• _WORK REQUIRED_: Your reply should hold every entry below exactly as written and none of the pictures.

• _THE INPUT_:
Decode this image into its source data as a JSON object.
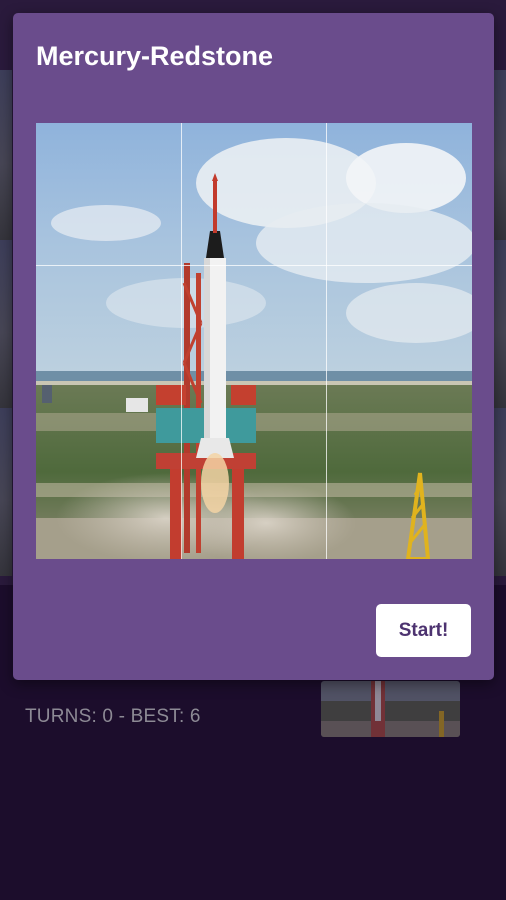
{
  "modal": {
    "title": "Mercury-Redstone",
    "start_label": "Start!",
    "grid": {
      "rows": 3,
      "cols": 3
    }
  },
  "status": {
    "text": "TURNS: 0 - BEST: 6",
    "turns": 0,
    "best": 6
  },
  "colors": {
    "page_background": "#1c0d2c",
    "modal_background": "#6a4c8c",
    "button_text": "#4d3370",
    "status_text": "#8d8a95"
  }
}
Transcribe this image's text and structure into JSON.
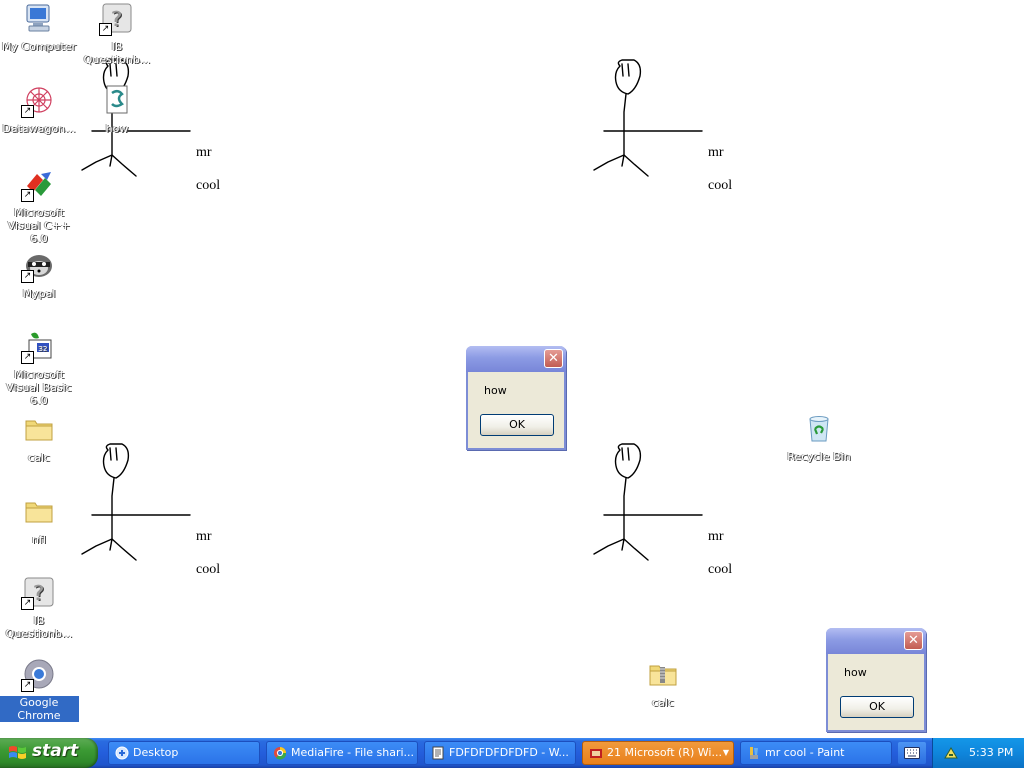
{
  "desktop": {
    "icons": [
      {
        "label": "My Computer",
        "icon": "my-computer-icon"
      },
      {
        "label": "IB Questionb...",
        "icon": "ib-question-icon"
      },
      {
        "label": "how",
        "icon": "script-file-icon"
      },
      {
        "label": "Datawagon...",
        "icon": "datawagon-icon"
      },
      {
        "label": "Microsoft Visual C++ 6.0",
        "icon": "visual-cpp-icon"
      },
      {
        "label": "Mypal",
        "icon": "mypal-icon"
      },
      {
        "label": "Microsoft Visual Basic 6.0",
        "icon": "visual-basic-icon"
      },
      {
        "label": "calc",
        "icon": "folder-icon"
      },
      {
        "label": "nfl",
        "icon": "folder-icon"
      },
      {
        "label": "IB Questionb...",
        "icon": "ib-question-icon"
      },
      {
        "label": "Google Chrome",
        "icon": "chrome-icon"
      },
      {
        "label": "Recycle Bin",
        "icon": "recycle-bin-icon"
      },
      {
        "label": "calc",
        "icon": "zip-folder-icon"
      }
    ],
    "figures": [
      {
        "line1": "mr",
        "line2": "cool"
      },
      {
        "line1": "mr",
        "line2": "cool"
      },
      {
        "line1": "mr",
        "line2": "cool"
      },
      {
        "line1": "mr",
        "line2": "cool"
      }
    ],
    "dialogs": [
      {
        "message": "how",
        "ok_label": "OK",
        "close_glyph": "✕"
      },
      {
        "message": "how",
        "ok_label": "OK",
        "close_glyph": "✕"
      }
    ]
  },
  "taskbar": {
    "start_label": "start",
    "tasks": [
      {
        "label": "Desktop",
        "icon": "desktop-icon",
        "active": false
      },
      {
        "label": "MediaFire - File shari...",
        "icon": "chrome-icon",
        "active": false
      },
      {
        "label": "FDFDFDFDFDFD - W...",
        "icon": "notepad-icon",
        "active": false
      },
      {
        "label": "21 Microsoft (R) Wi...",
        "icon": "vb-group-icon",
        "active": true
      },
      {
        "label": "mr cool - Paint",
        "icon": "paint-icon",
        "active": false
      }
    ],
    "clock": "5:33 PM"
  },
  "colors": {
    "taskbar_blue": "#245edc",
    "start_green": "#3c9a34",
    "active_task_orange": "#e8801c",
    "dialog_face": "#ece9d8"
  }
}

• _OUTPUT FOR THIS TASK_:
Decode this image into its source data as a JSON object.
{
  "modal": {
    "title": "Mercury-Redstone",
    "start_label": "Start!",
    "grid": {
      "rows": 3,
      "cols": 3
    }
  },
  "status": {
    "text": "TURNS: 0 - BEST: 6",
    "turns": 0,
    "best": 6
  },
  "colors": {
    "page_background": "#1c0d2c",
    "modal_background": "#6a4c8c",
    "button_text": "#4d3370",
    "status_text": "#8d8a95"
  }
}
Transcribe this image's text and structure into JSON.
{
  "desktop": {
    "icons": [
      {
        "label": "My Computer",
        "icon": "my-computer-icon"
      },
      {
        "label": "IB Questionb...",
        "icon": "ib-question-icon"
      },
      {
        "label": "how",
        "icon": "script-file-icon"
      },
      {
        "label": "Datawagon...",
        "icon": "datawagon-icon"
      },
      {
        "label": "Microsoft Visual C++ 6.0",
        "icon": "visual-cpp-icon"
      },
      {
        "label": "Mypal",
        "icon": "mypal-icon"
      },
      {
        "label": "Microsoft Visual Basic 6.0",
        "icon": "visual-basic-icon"
      },
      {
        "label": "calc",
        "icon": "folder-icon"
      },
      {
        "label": "nfl",
        "icon": "folder-icon"
      },
      {
        "label": "IB Questionb...",
        "icon": "ib-question-icon"
      },
      {
        "label": "Google Chrome",
        "icon": "chrome-icon"
      },
      {
        "label": "Recycle Bin",
        "icon": "recycle-bin-icon"
      },
      {
        "label": "calc",
        "icon": "zip-folder-icon"
      }
    ],
    "figures": [
      {
        "line1": "mr",
        "line2": "cool"
      },
      {
        "line1": "mr",
        "line2": "cool"
      },
      {
        "line1": "mr",
        "line2": "cool"
      },
      {
        "line1": "mr",
        "line2": "cool"
      }
    ],
    "dialogs": [
      {
        "message": "how",
        "ok_label": "OK",
        "close_glyph": "✕"
      },
      {
        "message": "how",
        "ok_label": "OK",
        "close_glyph": "✕"
      }
    ]
  },
  "taskbar": {
    "start_label": "start",
    "tasks": [
      {
        "label": "Desktop",
        "icon": "desktop-icon",
        "active": false
      },
      {
        "label": "MediaFire - File shari...",
        "icon": "chrome-icon",
        "active": false
      },
      {
        "label": "FDFDFDFDFDFD - W...",
        "icon": "notepad-icon",
        "active": false
      },
      {
        "label": "21 Microsoft (R) Wi...",
        "icon": "vb-group-icon",
        "active": true
      },
      {
        "label": "mr cool - Paint",
        "icon": "paint-icon",
        "active": false
      }
    ],
    "clock": "5:33 PM"
  },
  "colors": {
    "taskbar_blue": "#245edc",
    "start_green": "#3c9a34",
    "active_task_orange": "#e8801c",
    "dialog_face": "#ece9d8"
  }
}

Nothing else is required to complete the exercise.